In an interview with an international newspaper published yesterday, President Chen Shui-bian (
Under the headline "Taiwan set for new clash with Beijing," the Financial Times published a front page story yesterday in which Chen publicly backed the idea of "freezing" the Constitution for the first time.
"Mr. Chen said Taiwan should discuss the idea of a `Second Republic' -- a concept raised by one of his former pro-independence advisers -- to free the country of what he called an `absurd and unrealistic' definition of sovereignty, without openly provoking China," the article said.
Chen made the remarks during an interview with the newspaper on Wednesday.
Under the concept of "Second Republic," Chen said that the current Constitution would be "frozen" and a new constitution for Taiwan would be written.
"Freezing the [Republic of China] Constitution also means keeping some kind of a link to the [old] ROC Constitution and not cutting it off completely," he was quoted as saying.
The report said that Chen's remarks "indicate that Mr. Chen intends to challenge Beijing further before he steps down in May 2008."
"Mr. Chen's comments indicate he could adopt a more audacious course in strengthening Taiwan's separation from China before he steps down, an approach which would unsettle cross-strait relations after more than two years of relative quiet," the report said.
Chen told the paper that defining the scope of Taiwan's sovereignty and territory was "extremely serious, complicated and sensitive, but also extremely important."
As the current Constitution was enacted in China some 59 years ago, critics consider some of its articles outdated.

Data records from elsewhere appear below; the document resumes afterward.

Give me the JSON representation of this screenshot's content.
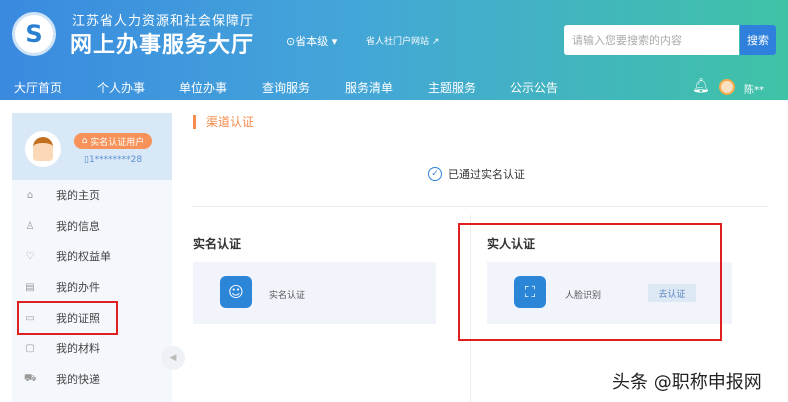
{
  "header": {
    "org": "江苏省人力资源和社会保障厅",
    "title": "网上办事服务大厅",
    "level": "省本级",
    "portal": "省人社门户网站",
    "search_placeholder": "请输入您要搜索的内容",
    "search_button": "搜索",
    "user": "陈**"
  },
  "nav": [
    "大厅首页",
    "个人办事",
    "单位办事",
    "查询服务",
    "服务清单",
    "主题服务",
    "公示公告"
  ],
  "profile": {
    "badge": "实名认证用户",
    "phone": "1********28"
  },
  "menu": [
    {
      "label": "我的主页",
      "icon": "home-icon"
    },
    {
      "label": "我的信息",
      "icon": "user-icon"
    },
    {
      "label": "我的权益单",
      "icon": "heart-shield-icon"
    },
    {
      "label": "我的办件",
      "icon": "document-icon"
    },
    {
      "label": "我的证照",
      "icon": "id-card-icon"
    },
    {
      "label": "我的材料",
      "icon": "folder-icon"
    },
    {
      "label": "我的快递",
      "icon": "truck-icon"
    }
  ],
  "main": {
    "title": "渠道认证",
    "passed": "已通过实名认证",
    "left": {
      "heading": "实名认证",
      "item": "实名认证"
    },
    "right": {
      "heading": "实人认证",
      "item": "人脸识别",
      "button": "去认证"
    }
  },
  "watermark": "头条 @职称申报网"
}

The document defines the country's territory as "existing national boundaries" rather than spelling out precisely what comprises the national territory.
Chen said that the preamble to a new constitution could address the territory of Taiwan, but the relevant sections of the old Constitution defining the territory would not be touched, thus avoiding a change to the status quo, the report said.
The report said that the ideas discussed by Chen "represent ways technically to honor his previous commitments not to declare Tai-wanese independence," although Chen made clear that "he feels no more than formally bound by these commitments."
Chen also criticized Chinese Nationalist Party (KMT) Chairman Ma Ying-jeou's (馬英九) proposal to sign a peace agreement with China on the condition that Beijing promises not to use military force if Tai-wan does not declare independence.
Such an act would be tantamount to surrender, Chen said.
KMT Spokesman Huang Yu-cheng (黃玉振) last night said Chen was well aware that he did not have the power to order a constitutional re-engineering and such a proposal would not pass in the legislature.
Huang said that Chen was up to his old tricks and called on the pres-ident to stop being a "troublemaker."